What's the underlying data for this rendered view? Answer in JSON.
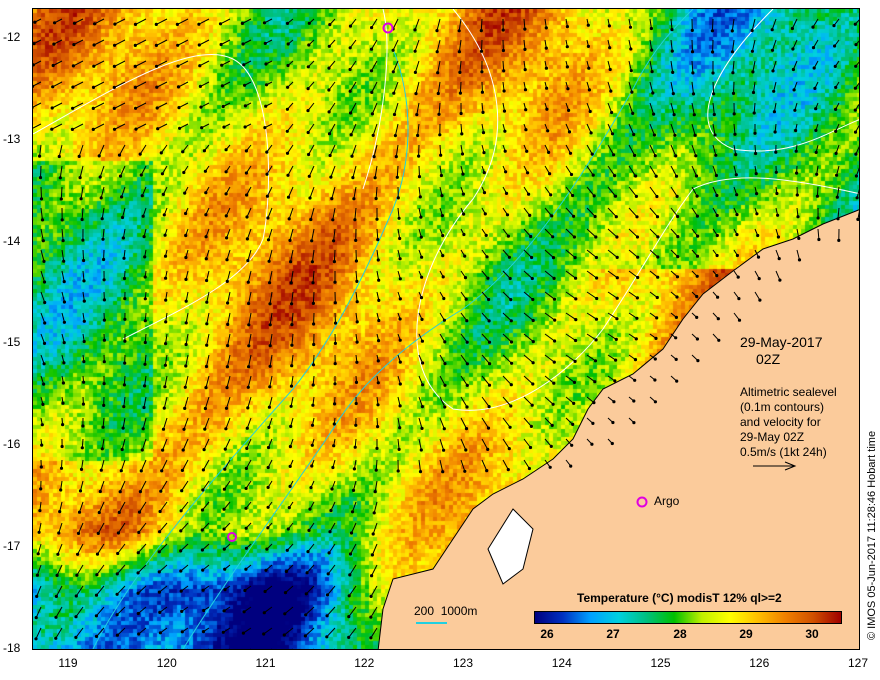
{
  "map": {
    "x_ticks": [
      "119",
      "120",
      "121",
      "122",
      "123",
      "124",
      "125",
      "126",
      "127"
    ],
    "y_ticks": [
      "-12",
      "-13",
      "-14",
      "-15",
      "-16",
      "-17",
      "-18"
    ],
    "date": "29-May-2017",
    "time": "02Z",
    "description": [
      "Altimetric sealevel",
      "(0.1m contours)",
      "and velocity for",
      "29-May 02Z",
      "0.5m/s (1kt 24h)"
    ],
    "argo_label": "Argo",
    "isobath_label": "200  1000m",
    "colorbar": {
      "title": "Temperature (°C) modisT 12% ql>=2",
      "labels": [
        "26",
        "27",
        "28",
        "29",
        "30"
      ]
    },
    "credit": "© IMOS 05-Jun-2017 11:28:46 Hobart time",
    "colors": {
      "land": "#fbcb9b",
      "argo": "#e000e0",
      "isobath": "#20d0e0",
      "contour": "#ffffff",
      "arrow": "#000000"
    }
  }
}
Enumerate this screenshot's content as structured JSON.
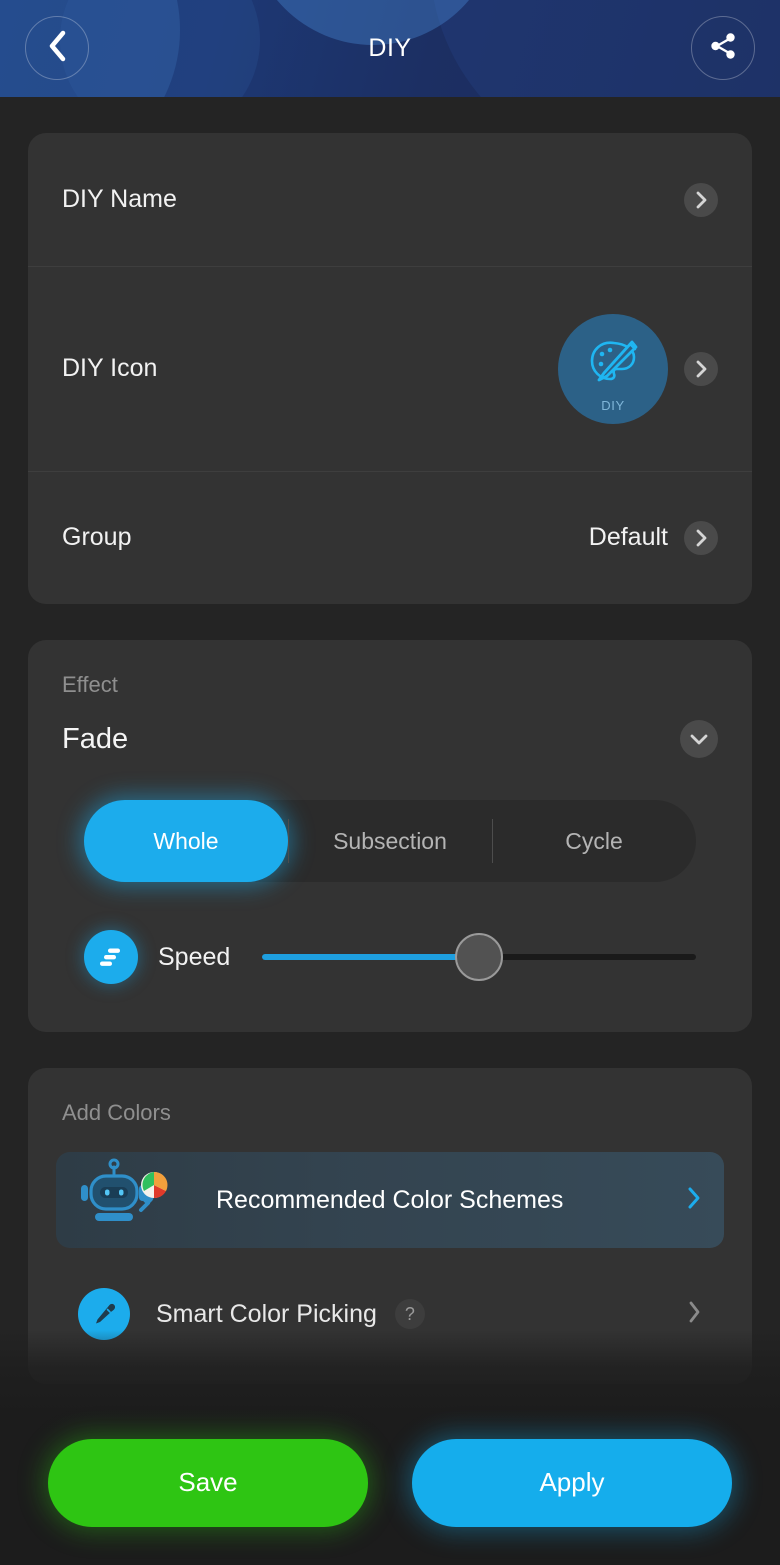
{
  "header": {
    "title": "DIY",
    "back_icon": "chevron-left-icon",
    "share_icon": "share-icon"
  },
  "info_card": {
    "rows": [
      {
        "label": "DIY Name",
        "value": "",
        "chevron": "chevron-right-icon"
      },
      {
        "label": "DIY Icon",
        "value": "",
        "icon_caption": "DIY",
        "chevron": "chevron-right-icon"
      },
      {
        "label": "Group",
        "value": "Default",
        "chevron": "chevron-right-icon"
      }
    ]
  },
  "effect_card": {
    "section_label": "Effect",
    "selected_effect": "Fade",
    "caret_icon": "chevron-down-icon",
    "modes": [
      {
        "label": "Whole",
        "active": true
      },
      {
        "label": "Subsection",
        "active": false
      },
      {
        "label": "Cycle",
        "active": false
      }
    ],
    "speed": {
      "label": "Speed",
      "icon": "speed-icon",
      "value_percent": 50
    }
  },
  "colors_card": {
    "section_label": "Add Colors",
    "recommended": {
      "label": "Recommended Color Schemes",
      "icon": "robot-palette-icon",
      "chevron": "chevron-right-icon"
    },
    "smart_picking": {
      "label": "Smart Color Picking",
      "icon": "eyedropper-icon",
      "help_badge": "?",
      "chevron": "chevron-right-icon"
    }
  },
  "footer": {
    "save_label": "Save",
    "apply_label": "Apply"
  },
  "colors": {
    "accent_cyan": "#1cacec",
    "save_green": "#2ec513",
    "header_blue": "#1b2a58",
    "card_bg": "#333333",
    "page_bg": "#242424"
  }
}
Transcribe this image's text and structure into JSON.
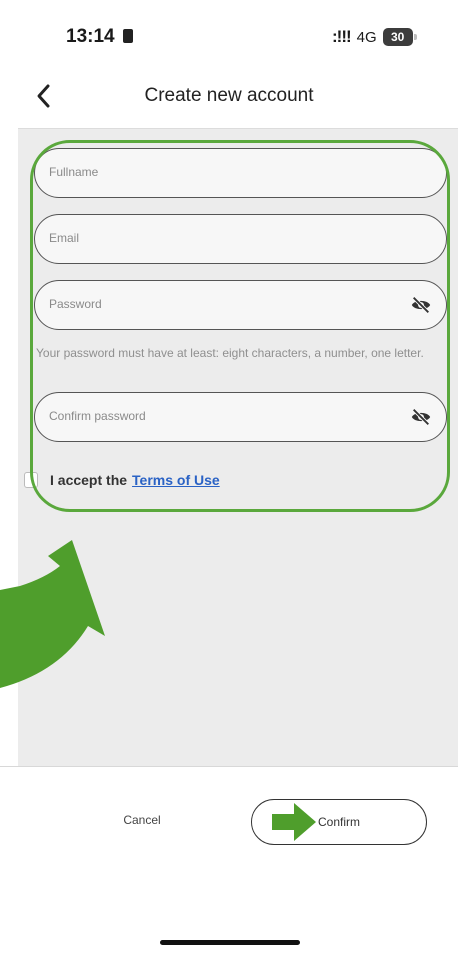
{
  "status_bar": {
    "time": "13:14",
    "network": "4G",
    "battery": "30"
  },
  "nav": {
    "title": "Create new account",
    "back_icon": "chevron-left-icon"
  },
  "form": {
    "fullname": {
      "placeholder": "Fullname",
      "value": ""
    },
    "email": {
      "placeholder": "Email",
      "value": ""
    },
    "password": {
      "placeholder": "Password",
      "value": "",
      "icon": "eye-off-icon"
    },
    "password_hint": "Your password must have at least: eight characters, a number, one letter.",
    "confirm_password": {
      "placeholder": "Confirm password",
      "value": "",
      "icon": "eye-off-icon"
    },
    "terms": {
      "prefix": "I accept the",
      "link": "Terms of Use",
      "checked": false
    }
  },
  "actions": {
    "cancel_label": "Cancel",
    "confirm_label": "Confirm"
  },
  "annotation_colors": {
    "highlight": "#5aa83c",
    "arrow": "#4f9e2c"
  }
}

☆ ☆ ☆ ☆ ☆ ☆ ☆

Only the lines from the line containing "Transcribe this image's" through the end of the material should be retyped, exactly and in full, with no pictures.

Transcribe this image's text and structure into JSON.
{
  "status_bar": {
    "time": "13:14",
    "network": "4G",
    "battery": "30"
  },
  "nav": {
    "title": "Create new account",
    "back_icon": "chevron-left-icon"
  },
  "form": {
    "fullname": {
      "placeholder": "Fullname",
      "value": ""
    },
    "email": {
      "placeholder": "Email",
      "value": ""
    },
    "password": {
      "placeholder": "Password",
      "value": "",
      "icon": "eye-off-icon"
    },
    "password_hint": "Your password must have at least: eight characters, a number, one letter.",
    "confirm_password": {
      "placeholder": "Confirm password",
      "value": "",
      "icon": "eye-off-icon"
    },
    "terms": {
      "prefix": "I accept the",
      "link": "Terms of Use",
      "checked": false
    }
  },
  "actions": {
    "cancel_label": "Cancel",
    "confirm_label": "Confirm"
  },
  "annotation_colors": {
    "highlight": "#5aa83c",
    "arrow": "#4f9e2c"
  }
}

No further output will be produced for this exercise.